[Dataset rows for apps and sites]
══════════════════════════════

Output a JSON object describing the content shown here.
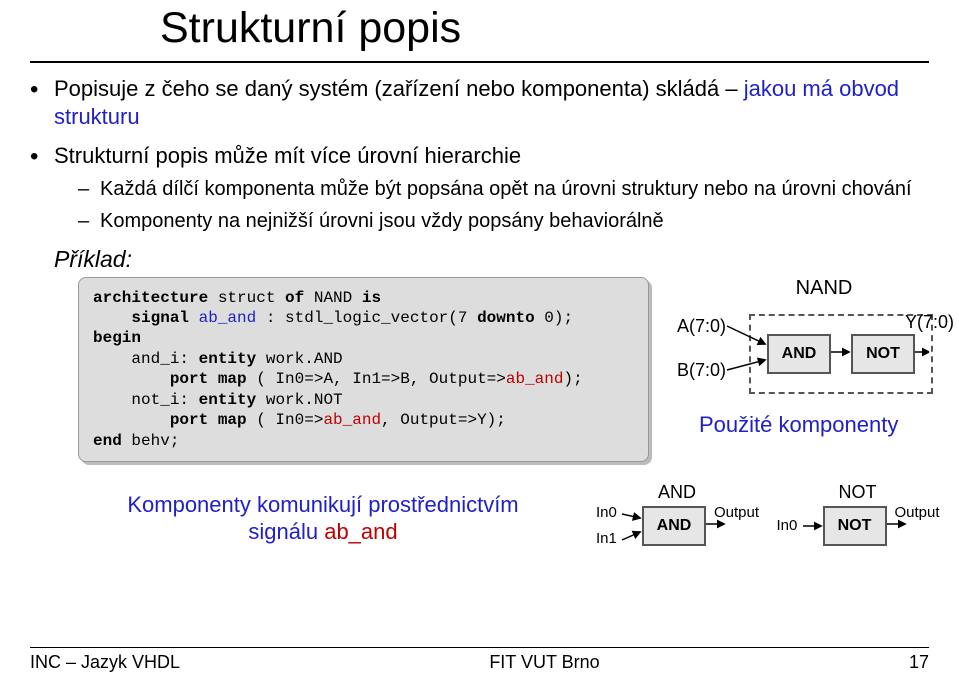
{
  "title": "Strukturní popis",
  "bullets": [
    {
      "pre": "Popisuje z čeho se daný systém (zařízení nebo komponenta) skládá – ",
      "blue": "jakou má obvod strukturu"
    },
    {
      "pre": "Strukturní popis může mít více úrovní hierarchie",
      "blue": ""
    }
  ],
  "subbullets": {
    "s1": "Každá dílčí komponenta může být popsána opět na úrovni struktury nebo na úrovni chování",
    "s2": "Komponenty na nejnižší úrovni jsou vždy popsány behaviorálně"
  },
  "example_label": "Příklad:",
  "code": {
    "l1a": "architecture",
    "l1b": " struct ",
    "l1c": "of",
    "l1d": " NAND ",
    "l1e": "is",
    "l2a": "    signal",
    "l2b": " ab_and",
    "l2c": " : stdl_logic_vector(7 ",
    "l2d": "downto",
    "l2e": " 0);",
    "l3": "begin",
    "l4a": "    and_i: ",
    "l4b": "entity",
    "l4c": " work.AND",
    "l5a": "        port map",
    "l5b": " ( In0=>A, In1=>B, Output=>",
    "l5c": "ab_and",
    "l5d": ");",
    "l6a": "    not_i: ",
    "l6b": "entity",
    "l6c": " work.NOT",
    "l7a": "        port map",
    "l7b": " ( In0=>",
    "l7c": "ab_and",
    "l7d": ", Output=>Y);",
    "l8": "end",
    "l8b": " behv;"
  },
  "diagram": {
    "nand_title": "NAND",
    "A": "A(7:0)",
    "B": "B(7:0)",
    "Y": "Y(7:0)",
    "AND": "AND",
    "NOT": "NOT",
    "used": "Použité komponenty"
  },
  "comm": {
    "line1": "Komponenty komunikují prostřednictvím",
    "line2_pre": "signálu ",
    "line2_red": "ab_and"
  },
  "comps": {
    "and": {
      "title": "AND",
      "in0": "In0",
      "in1": "In1",
      "out": "Output",
      "gate": "AND"
    },
    "not": {
      "title": "NOT",
      "in0": "In0",
      "out": "Output",
      "gate": "NOT"
    }
  },
  "footer": {
    "left": "INC – Jazyk VHDL",
    "mid": "FIT VUT Brno",
    "right": "17"
  }
}
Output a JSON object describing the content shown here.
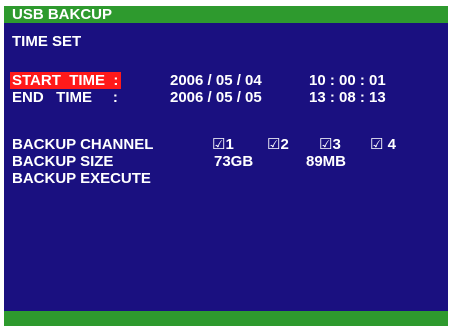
{
  "title": "USB BAKCUP",
  "section_title": "TIME SET",
  "start": {
    "label": "START  TIME  :",
    "date": "2006 / 05 / 04",
    "time": "10 : 00 : 01"
  },
  "end": {
    "label": "END   TIME     :",
    "date": "2006 / 05 / 05",
    "time": "13 : 08 : 13"
  },
  "backup_channel": {
    "label": "BACKUP CHANNEL",
    "channels": [
      {
        "box": "☑",
        "num": "1",
        "checked": true
      },
      {
        "box": "☑",
        "num": "2",
        "checked": true
      },
      {
        "box": "☑",
        "num": "3",
        "checked": true
      },
      {
        "box": "☑",
        "num": " 4",
        "checked": true
      }
    ]
  },
  "backup_size": {
    "label": "BACKUP SIZE",
    "gb": "73GB",
    "mb": "89MB"
  },
  "backup_execute": {
    "label": "BACKUP EXECUTE"
  },
  "colors": {
    "background": "#1a1080",
    "bar": "#2e9a2e",
    "highlight": "#ff1a1a",
    "text": "#ffffff"
  }
}
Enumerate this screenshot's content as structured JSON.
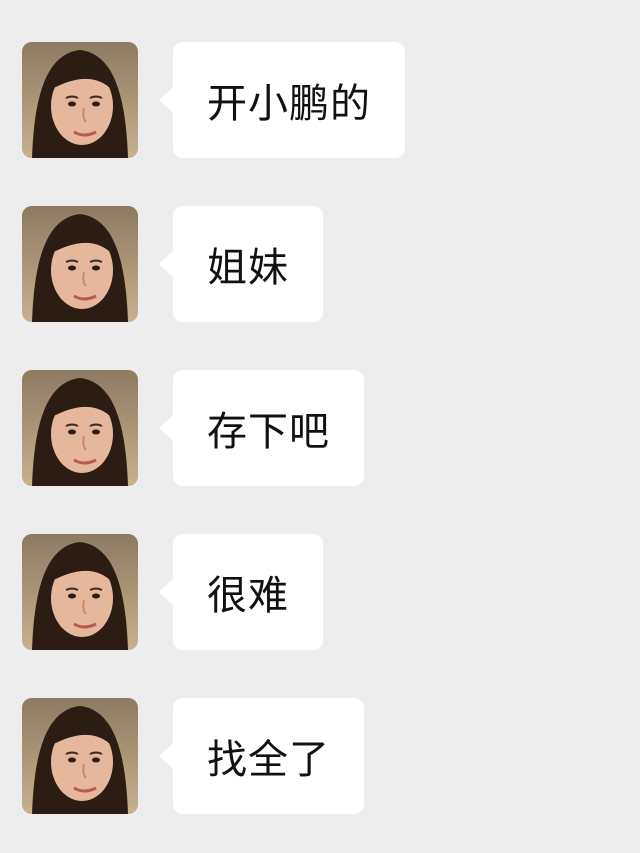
{
  "chat": {
    "messages": [
      {
        "text": "开小鹏的"
      },
      {
        "text": "姐妹"
      },
      {
        "text": "存下吧"
      },
      {
        "text": "很难"
      },
      {
        "text": "找全了"
      }
    ]
  },
  "icons": {
    "avatar": "avatar-portrait-icon"
  },
  "colors": {
    "background": "#ededed",
    "bubble": "#ffffff",
    "text": "#111111"
  }
}
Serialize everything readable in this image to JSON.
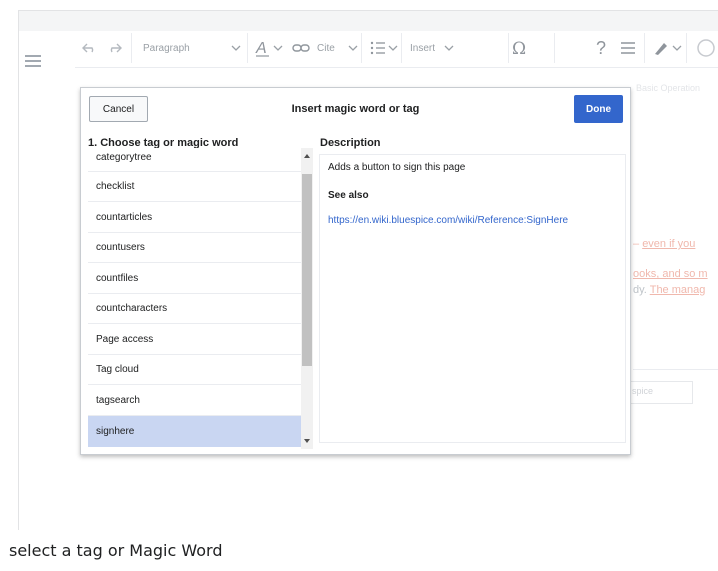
{
  "toolbar": {
    "paragraph_label": "Paragraph",
    "cite_label": "Cite",
    "insert_label": "Insert",
    "help_glyph": "?"
  },
  "background": {
    "faint_header": "Basic Operation",
    "line_1_link": "even if you",
    "line_2_link": "ooks, and so m",
    "line_3_text": "dy.",
    "line_3_link": "The manag",
    "box_text": "spice"
  },
  "dialog": {
    "title": "Insert magic word or tag",
    "cancel_label": "Cancel",
    "done_label": "Done",
    "list_heading": "1. Choose tag or magic word",
    "description_heading": "Description",
    "items": [
      {
        "label": "categorytree"
      },
      {
        "label": "checklist"
      },
      {
        "label": "countarticles"
      },
      {
        "label": "countusers"
      },
      {
        "label": "countfiles"
      },
      {
        "label": "countcharacters"
      },
      {
        "label": "Page access"
      },
      {
        "label": "Tag cloud"
      },
      {
        "label": "tagsearch"
      },
      {
        "label": "signhere"
      }
    ],
    "selected_index": 9,
    "description": {
      "text": "Adds a button to sign this page",
      "see_also_label": "See also",
      "link": "https://en.wiki.bluespice.com/wiki/Reference:SignHere"
    }
  },
  "caption": "select a tag or Magic Word",
  "colors": {
    "accent": "#3366cc",
    "selected_row": "#c9d6f2"
  }
}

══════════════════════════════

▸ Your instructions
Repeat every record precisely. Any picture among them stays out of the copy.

▸ Exercise solution
Output a JSON object describing the content shown here.
{
  "title": "Strukturní popis",
  "bullets": [
    {
      "pre": "Popisuje z čeho se daný systém (zařízení nebo komponenta) skládá – ",
      "blue": "jakou má obvod strukturu"
    },
    {
      "pre": "Strukturní popis může mít více úrovní hierarchie",
      "blue": ""
    }
  ],
  "subbullets": {
    "s1": "Každá dílčí komponenta může být popsána opět na úrovni struktury nebo na úrovni chování",
    "s2": "Komponenty na nejnižší úrovni jsou vždy popsány behaviorálně"
  },
  "example_label": "Příklad:",
  "code": {
    "l1a": "architecture",
    "l1b": " struct ",
    "l1c": "of",
    "l1d": " NAND ",
    "l1e": "is",
    "l2a": "    signal",
    "l2b": " ab_and",
    "l2c": " : stdl_logic_vector(7 ",
    "l2d": "downto",
    "l2e": " 0);",
    "l3": "begin",
    "l4a": "    and_i: ",
    "l4b": "entity",
    "l4c": " work.AND",
    "l5a": "        port map",
    "l5b": " ( In0=>A, In1=>B, Output=>",
    "l5c": "ab_and",
    "l5d": ");",
    "l6a": "    not_i: ",
    "l6b": "entity",
    "l6c": " work.NOT",
    "l7a": "        port map",
    "l7b": " ( In0=>",
    "l7c": "ab_and",
    "l7d": ", Output=>Y);",
    "l8": "end",
    "l8b": " behv;"
  },
  "diagram": {
    "nand_title": "NAND",
    "A": "A(7:0)",
    "B": "B(7:0)",
    "Y": "Y(7:0)",
    "AND": "AND",
    "NOT": "NOT",
    "used": "Použité komponenty"
  },
  "comm": {
    "line1": "Komponenty komunikují prostřednictvím",
    "line2_pre": "signálu ",
    "line2_red": "ab_and"
  },
  "comps": {
    "and": {
      "title": "AND",
      "in0": "In0",
      "in1": "In1",
      "out": "Output",
      "gate": "AND"
    },
    "not": {
      "title": "NOT",
      "in0": "In0",
      "out": "Output",
      "gate": "NOT"
    }
  },
  "footer": {
    "left": "INC – Jazyk VHDL",
    "mid": "FIT VUT Brno",
    "right": "17"
  }
}
Output a JSON object describing the content shown here.
{
  "title": "USB BAKCUP",
  "section_title": "TIME SET",
  "start": {
    "label": "START  TIME  :",
    "date": "2006 / 05 / 04",
    "time": "10 : 00 : 01"
  },
  "end": {
    "label": "END   TIME     :",
    "date": "2006 / 05 / 05",
    "time": "13 : 08 : 13"
  },
  "backup_channel": {
    "label": "BACKUP CHANNEL",
    "channels": [
      {
        "box": "☑",
        "num": "1",
        "checked": true
      },
      {
        "box": "☑",
        "num": "2",
        "checked": true
      },
      {
        "box": "☑",
        "num": "3",
        "checked": true
      },
      {
        "box": "☑",
        "num": " 4",
        "checked": true
      }
    ]
  },
  "backup_size": {
    "label": "BACKUP SIZE",
    "gb": "73GB",
    "mb": "89MB"
  },
  "backup_execute": {
    "label": "BACKUP EXECUTE"
  },
  "colors": {
    "background": "#1a1080",
    "bar": "#2e9a2e",
    "highlight": "#ff1a1a",
    "text": "#ffffff"
  }
}
Enumerate this screenshot's content as structured JSON.
{
  "chat": {
    "messages": [
      {
        "text": "开小鹏的"
      },
      {
        "text": "姐妹"
      },
      {
        "text": "存下吧"
      },
      {
        "text": "很难"
      },
      {
        "text": "找全了"
      }
    ]
  },
  "icons": {
    "avatar": "avatar-portrait-icon"
  },
  "colors": {
    "background": "#ededed",
    "bubble": "#ffffff",
    "text": "#111111"
  }
}
Serialize everything readable in this image to JSON.
{
  "toolbar": {
    "paragraph_label": "Paragraph",
    "cite_label": "Cite",
    "insert_label": "Insert",
    "help_glyph": "?"
  },
  "background": {
    "faint_header": "Basic Operation",
    "line_1_link": "even if you",
    "line_2_link": "ooks, and so m",
    "line_3_text": "dy.",
    "line_3_link": "The manag",
    "box_text": "spice"
  },
  "dialog": {
    "title": "Insert magic word or tag",
    "cancel_label": "Cancel",
    "done_label": "Done",
    "list_heading": "1. Choose tag or magic word",
    "description_heading": "Description",
    "items": [
      {
        "label": "categorytree"
      },
      {
        "label": "checklist"
      },
      {
        "label": "countarticles"
      },
      {
        "label": "countusers"
      },
      {
        "label": "countfiles"
      },
      {
        "label": "countcharacters"
      },
      {
        "label": "Page access"
      },
      {
        "label": "Tag cloud"
      },
      {
        "label": "tagsearch"
      },
      {
        "label": "signhere"
      }
    ],
    "selected_index": 9,
    "description": {
      "text": "Adds a button to sign this page",
      "see_also_label": "See also",
      "link": "https://en.wiki.bluespice.com/wiki/Reference:SignHere"
    }
  },
  "caption": "select a tag or Magic Word",
  "colors": {
    "accent": "#3366cc",
    "selected_row": "#c9d6f2"
  }
}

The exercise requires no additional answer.